* **TASK REQUIREMENTS**
Word for word, print out all of the data, omitting every image.
*** Opening DATA TO USE ***
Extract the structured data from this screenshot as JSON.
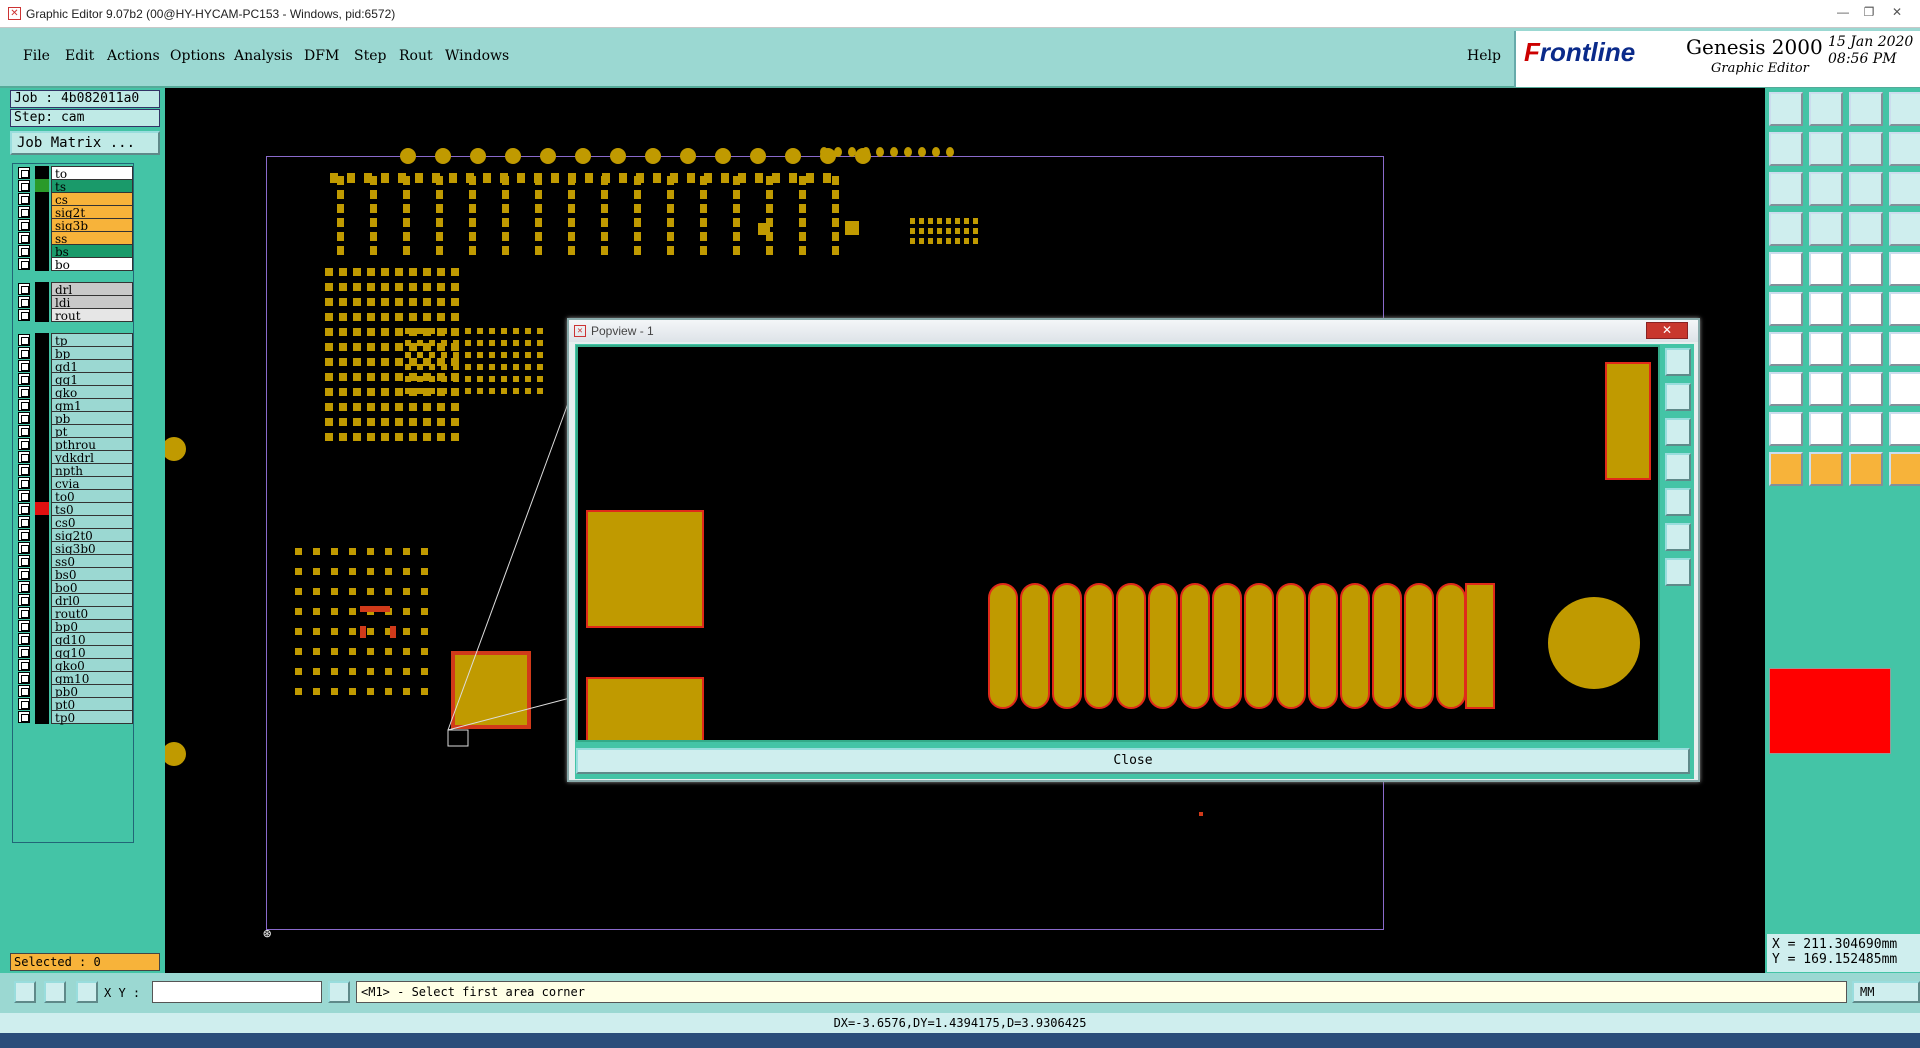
{
  "window": {
    "title": "Graphic Editor 9.07b2 (00@HY-HYCAM-PC153 - Windows, pid:6572)"
  },
  "menu": {
    "items": [
      "File",
      "Edit",
      "Actions",
      "Options",
      "Analysis",
      "DFM",
      "Step",
      "Rout",
      "Windows"
    ],
    "help": "Help"
  },
  "brand": {
    "logo_prefix": "F",
    "logo_rest": "rontline",
    "product": "Genesis 2000",
    "subtitle": "Graphic Editor",
    "date": "15 Jan 2020",
    "time": "08:56 PM"
  },
  "job": {
    "job": "Job : 4b082011a0",
    "step": "Step: cam",
    "matrix_button": "Job Matrix ..."
  },
  "layers": {
    "group1": [
      {
        "name": "to",
        "bg": "#ffffff",
        "color": "#000000"
      },
      {
        "name": "ts",
        "bg": "#1a9a6a",
        "color": "#2a9a2a",
        "active": true
      },
      {
        "name": "cs",
        "bg": "#f7b33a",
        "color": "#000000"
      },
      {
        "name": "sig2t",
        "bg": "#f7b33a",
        "color": "#000000"
      },
      {
        "name": "sig3b",
        "bg": "#f7b33a",
        "color": "#000000"
      },
      {
        "name": "ss",
        "bg": "#f7b33a",
        "color": "#000000"
      },
      {
        "name": "bs",
        "bg": "#1a9a6a",
        "color": "#000000"
      },
      {
        "name": "bo",
        "bg": "#ffffff",
        "color": "#000000"
      }
    ],
    "group2": [
      {
        "name": "drl",
        "bg": "#c8c8c8"
      },
      {
        "name": "ldi",
        "bg": "#c8c8c8"
      },
      {
        "name": "rout",
        "bg": "#e6e6e6"
      }
    ],
    "group3": [
      {
        "name": "tp"
      },
      {
        "name": "bp"
      },
      {
        "name": "gd1"
      },
      {
        "name": "gg1"
      },
      {
        "name": "gko"
      },
      {
        "name": "gm1"
      },
      {
        "name": "pb"
      },
      {
        "name": "pt"
      },
      {
        "name": "pthrou"
      },
      {
        "name": "ydkdrl"
      },
      {
        "name": "npth"
      },
      {
        "name": "cvia"
      },
      {
        "name": "to0"
      },
      {
        "name": "ts0",
        "color": "#e01010"
      },
      {
        "name": "cs0"
      },
      {
        "name": "sig2t0"
      },
      {
        "name": "sig3b0"
      },
      {
        "name": "ss0"
      },
      {
        "name": "bs0"
      },
      {
        "name": "bo0"
      },
      {
        "name": "drl0"
      },
      {
        "name": "rout0"
      },
      {
        "name": "bp0"
      },
      {
        "name": "gd10"
      },
      {
        "name": "gg10"
      },
      {
        "name": "gko0"
      },
      {
        "name": "gm10"
      },
      {
        "name": "pb0"
      },
      {
        "name": "pt0"
      },
      {
        "name": "tp0"
      }
    ]
  },
  "selected": "Selected : 0",
  "popview": {
    "title": "Popview - 1",
    "close": "Close"
  },
  "status": {
    "xy_label": "X Y :",
    "xy_value": "",
    "prompt": "<M1> - Select first area corner",
    "units": "MM"
  },
  "measure": "DX=-3.6576,DY=1.4394175,D=3.9306425",
  "coords": {
    "x": "X = 211.304690mm",
    "y": "Y = 169.152485mm"
  },
  "colors": {
    "teal": "#44c4a6",
    "pad": "#c09a00",
    "outline": "#e02a1a"
  }
}
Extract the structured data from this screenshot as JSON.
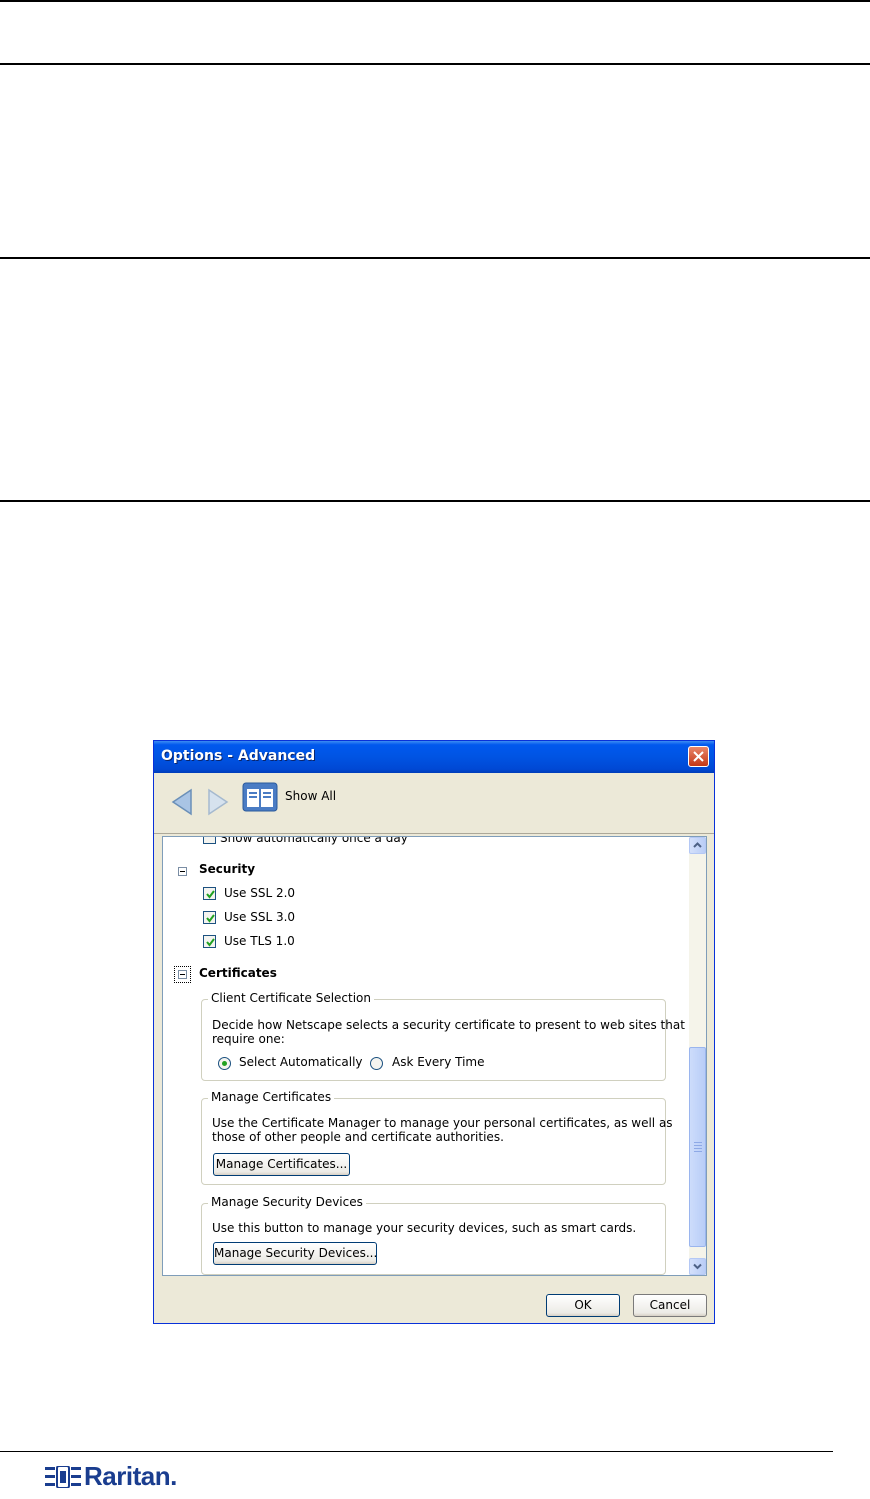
{
  "dialog": {
    "title": "Options - Advanced",
    "toolbar": {
      "show_all_label": "Show All"
    },
    "truncated_item": "Show automatically once a day",
    "security": {
      "heading": "Security",
      "items": [
        {
          "label": "Use SSL 2.0",
          "checked": true
        },
        {
          "label": "Use SSL 3.0",
          "checked": true
        },
        {
          "label": "Use TLS 1.0",
          "checked": true
        }
      ]
    },
    "certificates": {
      "heading": "Certificates",
      "client_selection": {
        "legend": "Client Certificate Selection",
        "desc_line1": "Decide how Netscape selects a security certificate to present to web sites that",
        "desc_line2": "require one:",
        "option_auto": "Select Automatically",
        "option_ask": "Ask Every Time",
        "selected": "Select Automatically"
      },
      "manage_certificates": {
        "legend": "Manage Certificates",
        "desc_line1": "Use the Certificate Manager to manage your personal certificates, as well as",
        "desc_line2": "those of other people and certificate authorities.",
        "button": "Manage Certificates..."
      },
      "manage_devices": {
        "legend": "Manage Security Devices",
        "desc": "Use this button to manage your security devices, such as smart cards.",
        "button": "Manage Security Devices..."
      }
    },
    "ok_label": "OK",
    "cancel_label": "Cancel"
  },
  "footer": {
    "logo_text": "Raritan."
  },
  "colors": {
    "titlebar": "#0054e3",
    "dialog_bg": "#ece9d8",
    "logo": "#1a3d8f"
  }
}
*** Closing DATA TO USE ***
* **RESULT FOR THIS EXERCISE**
Extract the structured data from this screenshot as JSON.
{
  "window": {
    "title": "Graphic Editor 9.07b2 (00@HY-HYCAM-PC153 - Windows, pid:6572)"
  },
  "menu": {
    "items": [
      "File",
      "Edit",
      "Actions",
      "Options",
      "Analysis",
      "DFM",
      "Step",
      "Rout",
      "Windows"
    ],
    "help": "Help"
  },
  "brand": {
    "logo_prefix": "F",
    "logo_rest": "rontline",
    "product": "Genesis 2000",
    "subtitle": "Graphic Editor",
    "date": "15 Jan 2020",
    "time": "08:56 PM"
  },
  "job": {
    "job": "Job : 4b082011a0",
    "step": "Step: cam",
    "matrix_button": "Job Matrix ..."
  },
  "layers": {
    "group1": [
      {
        "name": "to",
        "bg": "#ffffff",
        "color": "#000000"
      },
      {
        "name": "ts",
        "bg": "#1a9a6a",
        "color": "#2a9a2a",
        "active": true
      },
      {
        "name": "cs",
        "bg": "#f7b33a",
        "color": "#000000"
      },
      {
        "name": "sig2t",
        "bg": "#f7b33a",
        "color": "#000000"
      },
      {
        "name": "sig3b",
        "bg": "#f7b33a",
        "color": "#000000"
      },
      {
        "name": "ss",
        "bg": "#f7b33a",
        "color": "#000000"
      },
      {
        "name": "bs",
        "bg": "#1a9a6a",
        "color": "#000000"
      },
      {
        "name": "bo",
        "bg": "#ffffff",
        "color": "#000000"
      }
    ],
    "group2": [
      {
        "name": "drl",
        "bg": "#c8c8c8"
      },
      {
        "name": "ldi",
        "bg": "#c8c8c8"
      },
      {
        "name": "rout",
        "bg": "#e6e6e6"
      }
    ],
    "group3": [
      {
        "name": "tp"
      },
      {
        "name": "bp"
      },
      {
        "name": "gd1"
      },
      {
        "name": "gg1"
      },
      {
        "name": "gko"
      },
      {
        "name": "gm1"
      },
      {
        "name": "pb"
      },
      {
        "name": "pt"
      },
      {
        "name": "pthrou"
      },
      {
        "name": "ydkdrl"
      },
      {
        "name": "npth"
      },
      {
        "name": "cvia"
      },
      {
        "name": "to0"
      },
      {
        "name": "ts0",
        "color": "#e01010"
      },
      {
        "name": "cs0"
      },
      {
        "name": "sig2t0"
      },
      {
        "name": "sig3b0"
      },
      {
        "name": "ss0"
      },
      {
        "name": "bs0"
      },
      {
        "name": "bo0"
      },
      {
        "name": "drl0"
      },
      {
        "name": "rout0"
      },
      {
        "name": "bp0"
      },
      {
        "name": "gd10"
      },
      {
        "name": "gg10"
      },
      {
        "name": "gko0"
      },
      {
        "name": "gm10"
      },
      {
        "name": "pb0"
      },
      {
        "name": "pt0"
      },
      {
        "name": "tp0"
      }
    ]
  },
  "selected": "Selected : 0",
  "popview": {
    "title": "Popview - 1",
    "close": "Close"
  },
  "status": {
    "xy_label": "X Y :",
    "xy_value": "",
    "prompt": "<M1> - Select first area corner",
    "units": "MM"
  },
  "measure": "DX=-3.6576,DY=1.4394175,D=3.9306425",
  "coords": {
    "x": "X = 211.304690mm",
    "y": "Y = 169.152485mm"
  },
  "colors": {
    "teal": "#44c4a6",
    "pad": "#c09a00",
    "outline": "#e02a1a"
  }
}
Extract the structured data from this screenshot as JSON.
{
  "dialog": {
    "title": "Options - Advanced",
    "toolbar": {
      "show_all_label": "Show All"
    },
    "truncated_item": "Show automatically once a day",
    "security": {
      "heading": "Security",
      "items": [
        {
          "label": "Use SSL 2.0",
          "checked": true
        },
        {
          "label": "Use SSL 3.0",
          "checked": true
        },
        {
          "label": "Use TLS 1.0",
          "checked": true
        }
      ]
    },
    "certificates": {
      "heading": "Certificates",
      "client_selection": {
        "legend": "Client Certificate Selection",
        "desc_line1": "Decide how Netscape selects a security certificate to present to web sites that",
        "desc_line2": "require one:",
        "option_auto": "Select Automatically",
        "option_ask": "Ask Every Time",
        "selected": "Select Automatically"
      },
      "manage_certificates": {
        "legend": "Manage Certificates",
        "desc_line1": "Use the Certificate Manager to manage your personal certificates, as well as",
        "desc_line2": "those of other people and certificate authorities.",
        "button": "Manage Certificates..."
      },
      "manage_devices": {
        "legend": "Manage Security Devices",
        "desc": "Use this button to manage your security devices, such as smart cards.",
        "button": "Manage Security Devices..."
      }
    },
    "ok_label": "OK",
    "cancel_label": "Cancel"
  },
  "footer": {
    "logo_text": "Raritan."
  },
  "colors": {
    "titlebar": "#0054e3",
    "dialog_bg": "#ece9d8",
    "logo": "#1a3d8f"
  }
}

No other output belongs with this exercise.